#### [RECORDS FOR THIS TASK]
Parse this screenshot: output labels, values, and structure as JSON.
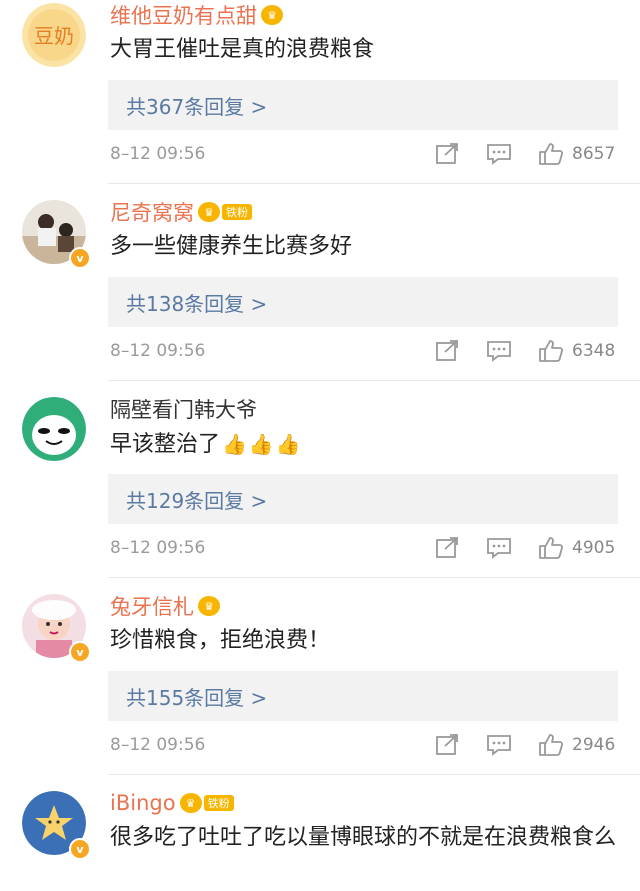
{
  "comments": [
    {
      "name": "维他豆奶有点甜",
      "name_style": "vip",
      "crown": true,
      "fan_badge": "",
      "verified": false,
      "avatar_text": "豆奶",
      "text": "大胃王催吐是真的浪费粮食",
      "thumbs": 0,
      "replies": "共367条回复 >",
      "time": "8–12 09:56",
      "likes": "8657"
    },
    {
      "name": "尼奇窝窝",
      "name_style": "vip",
      "crown": true,
      "fan_badge": "铁粉",
      "verified": true,
      "avatar_text": "",
      "text": "多一些健康养生比赛多好",
      "thumbs": 0,
      "replies": "共138条回复 >",
      "time": "8–12 09:56",
      "likes": "6348"
    },
    {
      "name": "隔壁看门韩大爷",
      "name_style": "plain",
      "crown": false,
      "fan_badge": "",
      "verified": false,
      "avatar_text": "",
      "text": "早该整治了",
      "thumbs": 3,
      "replies": "共129条回复 >",
      "time": "8–12 09:56",
      "likes": "4905"
    },
    {
      "name": "兔牙信札",
      "name_style": "vip",
      "crown": true,
      "fan_badge": "",
      "verified": true,
      "avatar_text": "",
      "text": "珍惜粮食，拒绝浪费！",
      "thumbs": 0,
      "replies": "共155条回复 >",
      "time": "8–12 09:56",
      "likes": "2946"
    },
    {
      "name": "iBingo",
      "name_style": "vip",
      "crown": true,
      "fan_badge": "铁粉",
      "verified": true,
      "avatar_text": "",
      "text": "很多吃了吐吐了吃以量博眼球的不就是在浪费粮食么",
      "thumbs": 0,
      "replies": "",
      "time": "",
      "likes": ""
    }
  ],
  "colors": {
    "vip_name": "#eb7350",
    "reply_link": "#5b7aa3",
    "badge": "#f7b500",
    "verified": "#f5a623"
  },
  "icons": {
    "share": "share-icon",
    "comment": "comment-icon",
    "like": "like-icon",
    "thumbs": "thumbs-up-emoji"
  }
}
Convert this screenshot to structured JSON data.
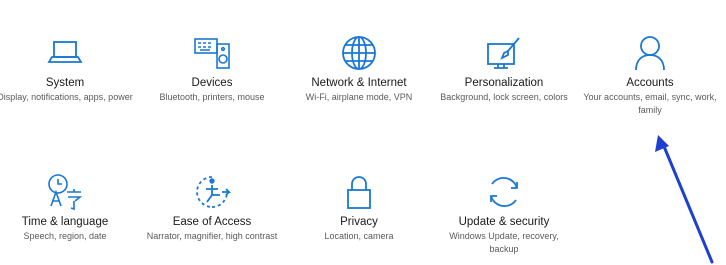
{
  "accent_color": "#1a78d2",
  "annotation_color": "#1f3fd0",
  "tiles": [
    {
      "icon": "laptop-icon",
      "title": "System",
      "desc": "Display, notifications, apps, power"
    },
    {
      "icon": "devices-icon",
      "title": "Devices",
      "desc": "Bluetooth, printers, mouse"
    },
    {
      "icon": "globe-icon",
      "title": "Network & Internet",
      "desc": "Wi-Fi, airplane mode, VPN"
    },
    {
      "icon": "personalization-icon",
      "title": "Personalization",
      "desc": "Background, lock screen, colors"
    },
    {
      "icon": "person-icon",
      "title": "Accounts",
      "desc": "Your accounts, email, sync, work, family"
    },
    {
      "icon": "time-language-icon",
      "title": "Time & language",
      "desc": "Speech, region, date"
    },
    {
      "icon": "ease-of-access-icon",
      "title": "Ease of Access",
      "desc": "Narrator, magnifier, high contrast"
    },
    {
      "icon": "lock-icon",
      "title": "Privacy",
      "desc": "Location, camera"
    },
    {
      "icon": "sync-icon",
      "title": "Update & security",
      "desc": "Windows Update, recovery, backup"
    }
  ]
}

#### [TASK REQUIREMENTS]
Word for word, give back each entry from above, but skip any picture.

#### [YOUR RESPONSE]
Parse this screenshot: output labels, values, and structure as JSON.
{
  "comments": [
    {
      "name": "维他豆奶有点甜",
      "name_style": "vip",
      "crown": true,
      "fan_badge": "",
      "verified": false,
      "avatar_text": "豆奶",
      "text": "大胃王催吐是真的浪费粮食",
      "thumbs": 0,
      "replies": "共367条回复 >",
      "time": "8–12 09:56",
      "likes": "8657"
    },
    {
      "name": "尼奇窝窝",
      "name_style": "vip",
      "crown": true,
      "fan_badge": "铁粉",
      "verified": true,
      "avatar_text": "",
      "text": "多一些健康养生比赛多好",
      "thumbs": 0,
      "replies": "共138条回复 >",
      "time": "8–12 09:56",
      "likes": "6348"
    },
    {
      "name": "隔壁看门韩大爷",
      "name_style": "plain",
      "crown": false,
      "fan_badge": "",
      "verified": false,
      "avatar_text": "",
      "text": "早该整治了",
      "thumbs": 3,
      "replies": "共129条回复 >",
      "time": "8–12 09:56",
      "likes": "4905"
    },
    {
      "name": "兔牙信札",
      "name_style": "vip",
      "crown": true,
      "fan_badge": "",
      "verified": true,
      "avatar_text": "",
      "text": "珍惜粮食，拒绝浪费！",
      "thumbs": 0,
      "replies": "共155条回复 >",
      "time": "8–12 09:56",
      "likes": "2946"
    },
    {
      "name": "iBingo",
      "name_style": "vip",
      "crown": true,
      "fan_badge": "铁粉",
      "verified": true,
      "avatar_text": "",
      "text": "很多吃了吐吐了吃以量博眼球的不就是在浪费粮食么",
      "thumbs": 0,
      "replies": "",
      "time": "",
      "likes": ""
    }
  ],
  "colors": {
    "vip_name": "#eb7350",
    "reply_link": "#5b7aa3",
    "badge": "#f7b500",
    "verified": "#f5a623"
  },
  "icons": {
    "share": "share-icon",
    "comment": "comment-icon",
    "like": "like-icon",
    "thumbs": "thumbs-up-emoji"
  }
}
Convert this screenshot to structured JSON data.
{
  "accent_color": "#1a78d2",
  "annotation_color": "#1f3fd0",
  "tiles": [
    {
      "icon": "laptop-icon",
      "title": "System",
      "desc": "Display, notifications, apps, power"
    },
    {
      "icon": "devices-icon",
      "title": "Devices",
      "desc": "Bluetooth, printers, mouse"
    },
    {
      "icon": "globe-icon",
      "title": "Network & Internet",
      "desc": "Wi-Fi, airplane mode, VPN"
    },
    {
      "icon": "personalization-icon",
      "title": "Personalization",
      "desc": "Background, lock screen, colors"
    },
    {
      "icon": "person-icon",
      "title": "Accounts",
      "desc": "Your accounts, email, sync, work, family"
    },
    {
      "icon": "time-language-icon",
      "title": "Time & language",
      "desc": "Speech, region, date"
    },
    {
      "icon": "ease-of-access-icon",
      "title": "Ease of Access",
      "desc": "Narrator, magnifier, high contrast"
    },
    {
      "icon": "lock-icon",
      "title": "Privacy",
      "desc": "Location, camera"
    },
    {
      "icon": "sync-icon",
      "title": "Update & security",
      "desc": "Windows Update, recovery, backup"
    }
  ]
}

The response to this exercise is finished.